The paper “ Why the Federal Government Can't End Illegal Immigration in the US" is a fascinating example of an essay on social science. Illegal immigration into the US has been going on for decades, without any serious actions being taken by the government. There is resentment among people of a certain community who object to the presence of illegal immigrants living on their land, especially towards Mexicans, the fact that these immigrants end up being profitable for the U. S. government and power-hungry employers, is the reason why not much has been done about the situation.
No matter how much opposition the poor immigrants face, at the end of the day, their desperation forces them to perform jobs that most Americans would not apply for. Plus, the undocumented immigrants end up being lucrative, as the government is able to extract more taxes, and the employers can hire these people at low salaries (Why the Federal Government Can't End Illegal Immigration). Now the question arises whether Congress should take some major action against this practice of illegal immigration or it should let this matter slide.
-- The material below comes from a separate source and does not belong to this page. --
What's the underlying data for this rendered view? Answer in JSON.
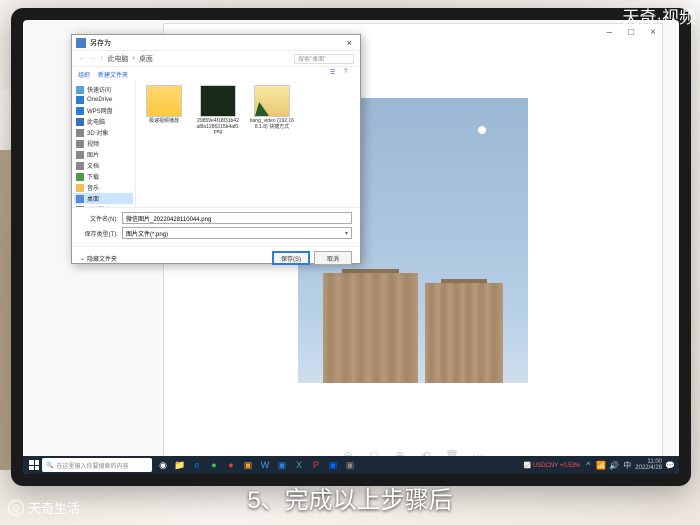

It is true that illegal immigrants are a slight burden on the U. S. economy, as they do not pay income tax, but do send their children to school and use other government services. Also, when employers hire these immigrants, they pay them less money, which leads to the wages of low or unskilled workers going down, thus, creating problems for the unskilled American labor. But even after these minor glitches, the American economy is believed to benefit from these undocumented immigrants, with the effect on the whole economy being a slight net positive (Q& A: Illegal Immigrants and the U. S.
Economy, 2006). Therefore, illegal immigrants are not much of a burden on the American economy, but, instead, the economy benefits from the people who illegally cross the border, on a small scale. So the thought of stopping this influx of illegal immigrants sounds rather harsh because sending them back means forcing them to return to their painful life, a life from which they just want to escape. The highest number of illegal immigrants living in the U. S. is from Mexico. No one wants to leave their homeland until they are forced to by the existing tough situations.
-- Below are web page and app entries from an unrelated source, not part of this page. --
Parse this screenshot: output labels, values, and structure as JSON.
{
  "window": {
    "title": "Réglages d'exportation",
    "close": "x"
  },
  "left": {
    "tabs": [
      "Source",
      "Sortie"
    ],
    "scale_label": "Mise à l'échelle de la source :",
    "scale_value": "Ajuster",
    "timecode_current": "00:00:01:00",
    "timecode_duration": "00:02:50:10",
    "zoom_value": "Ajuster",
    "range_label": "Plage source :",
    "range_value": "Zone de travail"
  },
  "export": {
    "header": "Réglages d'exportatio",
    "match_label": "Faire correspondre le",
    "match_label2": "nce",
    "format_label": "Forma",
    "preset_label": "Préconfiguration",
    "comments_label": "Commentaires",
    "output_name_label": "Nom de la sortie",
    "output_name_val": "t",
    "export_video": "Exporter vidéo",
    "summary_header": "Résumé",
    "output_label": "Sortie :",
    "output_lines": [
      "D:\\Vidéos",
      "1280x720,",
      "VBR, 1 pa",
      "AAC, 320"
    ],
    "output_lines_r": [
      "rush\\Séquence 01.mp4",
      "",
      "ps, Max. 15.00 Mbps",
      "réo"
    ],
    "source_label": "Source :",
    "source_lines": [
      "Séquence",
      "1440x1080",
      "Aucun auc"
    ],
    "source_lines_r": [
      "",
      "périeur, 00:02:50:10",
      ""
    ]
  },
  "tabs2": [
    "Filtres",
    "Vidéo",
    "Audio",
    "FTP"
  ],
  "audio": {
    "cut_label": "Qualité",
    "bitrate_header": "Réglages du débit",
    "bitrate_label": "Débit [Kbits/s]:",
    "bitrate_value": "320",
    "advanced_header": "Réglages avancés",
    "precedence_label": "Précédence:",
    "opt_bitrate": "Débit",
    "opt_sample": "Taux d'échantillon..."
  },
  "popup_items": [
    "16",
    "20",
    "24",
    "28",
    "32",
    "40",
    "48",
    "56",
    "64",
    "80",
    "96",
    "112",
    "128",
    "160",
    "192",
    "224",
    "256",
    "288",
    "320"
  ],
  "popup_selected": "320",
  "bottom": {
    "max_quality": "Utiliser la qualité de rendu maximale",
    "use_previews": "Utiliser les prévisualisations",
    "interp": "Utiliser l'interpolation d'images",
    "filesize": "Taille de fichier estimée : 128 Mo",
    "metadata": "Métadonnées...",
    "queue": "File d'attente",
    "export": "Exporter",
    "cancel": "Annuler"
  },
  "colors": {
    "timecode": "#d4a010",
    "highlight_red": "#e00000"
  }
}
According to the World Bank, 53% of Mexico’ s population is living under poverty and over 40% is unemployed, with no government unemployment benefits. Furthermore, there are no welfare benefits for the deprived and starving families (Why the Federal Government Can't End Illegal Immigration). Therefore, forcing such people to return to their miserable and anguished life from the one which offers them hope and sustenance seems very severe and vindictive. The fact that illegal immigrants make up roughly 4% of the U. S.
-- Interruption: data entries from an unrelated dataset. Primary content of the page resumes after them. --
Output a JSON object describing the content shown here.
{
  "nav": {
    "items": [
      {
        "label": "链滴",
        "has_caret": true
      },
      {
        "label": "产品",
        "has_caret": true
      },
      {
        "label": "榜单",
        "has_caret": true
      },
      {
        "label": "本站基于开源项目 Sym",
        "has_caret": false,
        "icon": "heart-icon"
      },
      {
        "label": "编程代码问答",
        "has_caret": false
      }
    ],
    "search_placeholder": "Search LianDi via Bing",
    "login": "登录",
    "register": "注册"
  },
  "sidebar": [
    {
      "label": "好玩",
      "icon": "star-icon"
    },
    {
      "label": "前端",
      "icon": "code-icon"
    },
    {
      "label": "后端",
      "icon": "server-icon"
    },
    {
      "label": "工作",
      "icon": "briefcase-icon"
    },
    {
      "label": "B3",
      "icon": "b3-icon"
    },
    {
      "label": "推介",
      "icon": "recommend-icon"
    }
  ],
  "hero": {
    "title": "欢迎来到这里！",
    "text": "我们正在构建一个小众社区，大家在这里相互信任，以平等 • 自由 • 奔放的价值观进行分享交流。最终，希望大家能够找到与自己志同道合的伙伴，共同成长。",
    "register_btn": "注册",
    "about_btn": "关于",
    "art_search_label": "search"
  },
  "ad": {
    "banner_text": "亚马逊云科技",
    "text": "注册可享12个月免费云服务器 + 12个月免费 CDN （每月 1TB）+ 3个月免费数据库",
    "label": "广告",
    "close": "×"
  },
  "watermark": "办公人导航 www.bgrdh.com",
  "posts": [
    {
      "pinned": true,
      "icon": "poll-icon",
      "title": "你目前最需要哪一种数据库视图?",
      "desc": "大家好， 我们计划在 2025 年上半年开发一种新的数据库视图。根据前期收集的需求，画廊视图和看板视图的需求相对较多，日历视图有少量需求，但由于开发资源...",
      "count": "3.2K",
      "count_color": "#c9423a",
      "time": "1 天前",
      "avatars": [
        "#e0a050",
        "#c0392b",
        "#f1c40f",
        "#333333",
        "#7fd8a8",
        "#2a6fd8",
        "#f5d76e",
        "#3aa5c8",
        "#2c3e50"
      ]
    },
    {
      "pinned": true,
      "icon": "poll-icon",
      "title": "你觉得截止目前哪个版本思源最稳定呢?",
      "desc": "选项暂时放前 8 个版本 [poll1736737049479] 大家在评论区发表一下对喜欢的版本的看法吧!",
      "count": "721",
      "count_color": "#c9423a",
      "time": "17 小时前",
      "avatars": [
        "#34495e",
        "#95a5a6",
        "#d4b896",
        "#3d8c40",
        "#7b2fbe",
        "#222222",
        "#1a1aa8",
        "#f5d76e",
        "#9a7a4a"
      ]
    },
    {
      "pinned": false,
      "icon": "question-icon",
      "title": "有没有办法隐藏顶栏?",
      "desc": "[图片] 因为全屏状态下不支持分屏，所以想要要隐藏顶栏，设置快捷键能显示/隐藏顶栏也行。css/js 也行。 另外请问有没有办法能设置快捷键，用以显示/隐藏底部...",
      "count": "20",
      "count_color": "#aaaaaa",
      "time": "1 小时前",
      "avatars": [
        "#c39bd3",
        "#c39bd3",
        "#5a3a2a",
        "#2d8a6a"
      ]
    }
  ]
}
population (Number of illegal immigrants in U. S. declining, 2010) shows that they should not be much of a burden on the society as a whole. Their inability to pay income tax makes up for the profit that the government and employers earn by hiring these people. Thus, sending them back to their miserable lives is not such a good idea. Though, a major influx of immigrants into America should definitely be prevented.